TASK: Pictures stay out; print the rest of the listing below exactly as it stands.

==============================

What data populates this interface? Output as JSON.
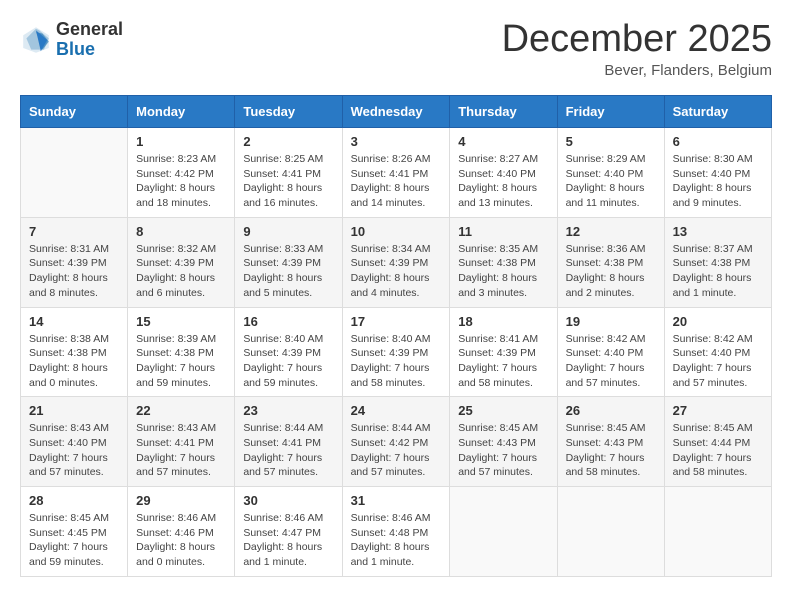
{
  "header": {
    "logo_general": "General",
    "logo_blue": "Blue",
    "month_title": "December 2025",
    "location": "Bever, Flanders, Belgium"
  },
  "days_of_week": [
    "Sunday",
    "Monday",
    "Tuesday",
    "Wednesday",
    "Thursday",
    "Friday",
    "Saturday"
  ],
  "weeks": [
    [
      {
        "day": "",
        "detail": ""
      },
      {
        "day": "1",
        "detail": "Sunrise: 8:23 AM\nSunset: 4:42 PM\nDaylight: 8 hours\nand 18 minutes."
      },
      {
        "day": "2",
        "detail": "Sunrise: 8:25 AM\nSunset: 4:41 PM\nDaylight: 8 hours\nand 16 minutes."
      },
      {
        "day": "3",
        "detail": "Sunrise: 8:26 AM\nSunset: 4:41 PM\nDaylight: 8 hours\nand 14 minutes."
      },
      {
        "day": "4",
        "detail": "Sunrise: 8:27 AM\nSunset: 4:40 PM\nDaylight: 8 hours\nand 13 minutes."
      },
      {
        "day": "5",
        "detail": "Sunrise: 8:29 AM\nSunset: 4:40 PM\nDaylight: 8 hours\nand 11 minutes."
      },
      {
        "day": "6",
        "detail": "Sunrise: 8:30 AM\nSunset: 4:40 PM\nDaylight: 8 hours\nand 9 minutes."
      }
    ],
    [
      {
        "day": "7",
        "detail": "Sunrise: 8:31 AM\nSunset: 4:39 PM\nDaylight: 8 hours\nand 8 minutes."
      },
      {
        "day": "8",
        "detail": "Sunrise: 8:32 AM\nSunset: 4:39 PM\nDaylight: 8 hours\nand 6 minutes."
      },
      {
        "day": "9",
        "detail": "Sunrise: 8:33 AM\nSunset: 4:39 PM\nDaylight: 8 hours\nand 5 minutes."
      },
      {
        "day": "10",
        "detail": "Sunrise: 8:34 AM\nSunset: 4:39 PM\nDaylight: 8 hours\nand 4 minutes."
      },
      {
        "day": "11",
        "detail": "Sunrise: 8:35 AM\nSunset: 4:38 PM\nDaylight: 8 hours\nand 3 minutes."
      },
      {
        "day": "12",
        "detail": "Sunrise: 8:36 AM\nSunset: 4:38 PM\nDaylight: 8 hours\nand 2 minutes."
      },
      {
        "day": "13",
        "detail": "Sunrise: 8:37 AM\nSunset: 4:38 PM\nDaylight: 8 hours\nand 1 minute."
      }
    ],
    [
      {
        "day": "14",
        "detail": "Sunrise: 8:38 AM\nSunset: 4:38 PM\nDaylight: 8 hours\nand 0 minutes."
      },
      {
        "day": "15",
        "detail": "Sunrise: 8:39 AM\nSunset: 4:38 PM\nDaylight: 7 hours\nand 59 minutes."
      },
      {
        "day": "16",
        "detail": "Sunrise: 8:40 AM\nSunset: 4:39 PM\nDaylight: 7 hours\nand 59 minutes."
      },
      {
        "day": "17",
        "detail": "Sunrise: 8:40 AM\nSunset: 4:39 PM\nDaylight: 7 hours\nand 58 minutes."
      },
      {
        "day": "18",
        "detail": "Sunrise: 8:41 AM\nSunset: 4:39 PM\nDaylight: 7 hours\nand 58 minutes."
      },
      {
        "day": "19",
        "detail": "Sunrise: 8:42 AM\nSunset: 4:40 PM\nDaylight: 7 hours\nand 57 minutes."
      },
      {
        "day": "20",
        "detail": "Sunrise: 8:42 AM\nSunset: 4:40 PM\nDaylight: 7 hours\nand 57 minutes."
      }
    ],
    [
      {
        "day": "21",
        "detail": "Sunrise: 8:43 AM\nSunset: 4:40 PM\nDaylight: 7 hours\nand 57 minutes."
      },
      {
        "day": "22",
        "detail": "Sunrise: 8:43 AM\nSunset: 4:41 PM\nDaylight: 7 hours\nand 57 minutes."
      },
      {
        "day": "23",
        "detail": "Sunrise: 8:44 AM\nSunset: 4:41 PM\nDaylight: 7 hours\nand 57 minutes."
      },
      {
        "day": "24",
        "detail": "Sunrise: 8:44 AM\nSunset: 4:42 PM\nDaylight: 7 hours\nand 57 minutes."
      },
      {
        "day": "25",
        "detail": "Sunrise: 8:45 AM\nSunset: 4:43 PM\nDaylight: 7 hours\nand 57 minutes."
      },
      {
        "day": "26",
        "detail": "Sunrise: 8:45 AM\nSunset: 4:43 PM\nDaylight: 7 hours\nand 58 minutes."
      },
      {
        "day": "27",
        "detail": "Sunrise: 8:45 AM\nSunset: 4:44 PM\nDaylight: 7 hours\nand 58 minutes."
      }
    ],
    [
      {
        "day": "28",
        "detail": "Sunrise: 8:45 AM\nSunset: 4:45 PM\nDaylight: 7 hours\nand 59 minutes."
      },
      {
        "day": "29",
        "detail": "Sunrise: 8:46 AM\nSunset: 4:46 PM\nDaylight: 8 hours\nand 0 minutes."
      },
      {
        "day": "30",
        "detail": "Sunrise: 8:46 AM\nSunset: 4:47 PM\nDaylight: 8 hours\nand 1 minute."
      },
      {
        "day": "31",
        "detail": "Sunrise: 8:46 AM\nSunset: 4:48 PM\nDaylight: 8 hours\nand 1 minute."
      },
      {
        "day": "",
        "detail": ""
      },
      {
        "day": "",
        "detail": ""
      },
      {
        "day": "",
        "detail": ""
      }
    ]
  ]
}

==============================

WRITTEN REPLY:
What data populates this interface? Output as JSON.
{
  "header": {
    "logo_general": "General",
    "logo_blue": "Blue",
    "month_title": "December 2025",
    "location": "Bever, Flanders, Belgium"
  },
  "days_of_week": [
    "Sunday",
    "Monday",
    "Tuesday",
    "Wednesday",
    "Thursday",
    "Friday",
    "Saturday"
  ],
  "weeks": [
    [
      {
        "day": "",
        "detail": ""
      },
      {
        "day": "1",
        "detail": "Sunrise: 8:23 AM\nSunset: 4:42 PM\nDaylight: 8 hours\nand 18 minutes."
      },
      {
        "day": "2",
        "detail": "Sunrise: 8:25 AM\nSunset: 4:41 PM\nDaylight: 8 hours\nand 16 minutes."
      },
      {
        "day": "3",
        "detail": "Sunrise: 8:26 AM\nSunset: 4:41 PM\nDaylight: 8 hours\nand 14 minutes."
      },
      {
        "day": "4",
        "detail": "Sunrise: 8:27 AM\nSunset: 4:40 PM\nDaylight: 8 hours\nand 13 minutes."
      },
      {
        "day": "5",
        "detail": "Sunrise: 8:29 AM\nSunset: 4:40 PM\nDaylight: 8 hours\nand 11 minutes."
      },
      {
        "day": "6",
        "detail": "Sunrise: 8:30 AM\nSunset: 4:40 PM\nDaylight: 8 hours\nand 9 minutes."
      }
    ],
    [
      {
        "day": "7",
        "detail": "Sunrise: 8:31 AM\nSunset: 4:39 PM\nDaylight: 8 hours\nand 8 minutes."
      },
      {
        "day": "8",
        "detail": "Sunrise: 8:32 AM\nSunset: 4:39 PM\nDaylight: 8 hours\nand 6 minutes."
      },
      {
        "day": "9",
        "detail": "Sunrise: 8:33 AM\nSunset: 4:39 PM\nDaylight: 8 hours\nand 5 minutes."
      },
      {
        "day": "10",
        "detail": "Sunrise: 8:34 AM\nSunset: 4:39 PM\nDaylight: 8 hours\nand 4 minutes."
      },
      {
        "day": "11",
        "detail": "Sunrise: 8:35 AM\nSunset: 4:38 PM\nDaylight: 8 hours\nand 3 minutes."
      },
      {
        "day": "12",
        "detail": "Sunrise: 8:36 AM\nSunset: 4:38 PM\nDaylight: 8 hours\nand 2 minutes."
      },
      {
        "day": "13",
        "detail": "Sunrise: 8:37 AM\nSunset: 4:38 PM\nDaylight: 8 hours\nand 1 minute."
      }
    ],
    [
      {
        "day": "14",
        "detail": "Sunrise: 8:38 AM\nSunset: 4:38 PM\nDaylight: 8 hours\nand 0 minutes."
      },
      {
        "day": "15",
        "detail": "Sunrise: 8:39 AM\nSunset: 4:38 PM\nDaylight: 7 hours\nand 59 minutes."
      },
      {
        "day": "16",
        "detail": "Sunrise: 8:40 AM\nSunset: 4:39 PM\nDaylight: 7 hours\nand 59 minutes."
      },
      {
        "day": "17",
        "detail": "Sunrise: 8:40 AM\nSunset: 4:39 PM\nDaylight: 7 hours\nand 58 minutes."
      },
      {
        "day": "18",
        "detail": "Sunrise: 8:41 AM\nSunset: 4:39 PM\nDaylight: 7 hours\nand 58 minutes."
      },
      {
        "day": "19",
        "detail": "Sunrise: 8:42 AM\nSunset: 4:40 PM\nDaylight: 7 hours\nand 57 minutes."
      },
      {
        "day": "20",
        "detail": "Sunrise: 8:42 AM\nSunset: 4:40 PM\nDaylight: 7 hours\nand 57 minutes."
      }
    ],
    [
      {
        "day": "21",
        "detail": "Sunrise: 8:43 AM\nSunset: 4:40 PM\nDaylight: 7 hours\nand 57 minutes."
      },
      {
        "day": "22",
        "detail": "Sunrise: 8:43 AM\nSunset: 4:41 PM\nDaylight: 7 hours\nand 57 minutes."
      },
      {
        "day": "23",
        "detail": "Sunrise: 8:44 AM\nSunset: 4:41 PM\nDaylight: 7 hours\nand 57 minutes."
      },
      {
        "day": "24",
        "detail": "Sunrise: 8:44 AM\nSunset: 4:42 PM\nDaylight: 7 hours\nand 57 minutes."
      },
      {
        "day": "25",
        "detail": "Sunrise: 8:45 AM\nSunset: 4:43 PM\nDaylight: 7 hours\nand 57 minutes."
      },
      {
        "day": "26",
        "detail": "Sunrise: 8:45 AM\nSunset: 4:43 PM\nDaylight: 7 hours\nand 58 minutes."
      },
      {
        "day": "27",
        "detail": "Sunrise: 8:45 AM\nSunset: 4:44 PM\nDaylight: 7 hours\nand 58 minutes."
      }
    ],
    [
      {
        "day": "28",
        "detail": "Sunrise: 8:45 AM\nSunset: 4:45 PM\nDaylight: 7 hours\nand 59 minutes."
      },
      {
        "day": "29",
        "detail": "Sunrise: 8:46 AM\nSunset: 4:46 PM\nDaylight: 8 hours\nand 0 minutes."
      },
      {
        "day": "30",
        "detail": "Sunrise: 8:46 AM\nSunset: 4:47 PM\nDaylight: 8 hours\nand 1 minute."
      },
      {
        "day": "31",
        "detail": "Sunrise: 8:46 AM\nSunset: 4:48 PM\nDaylight: 8 hours\nand 1 minute."
      },
      {
        "day": "",
        "detail": ""
      },
      {
        "day": "",
        "detail": ""
      },
      {
        "day": "",
        "detail": ""
      }
    ]
  ]
}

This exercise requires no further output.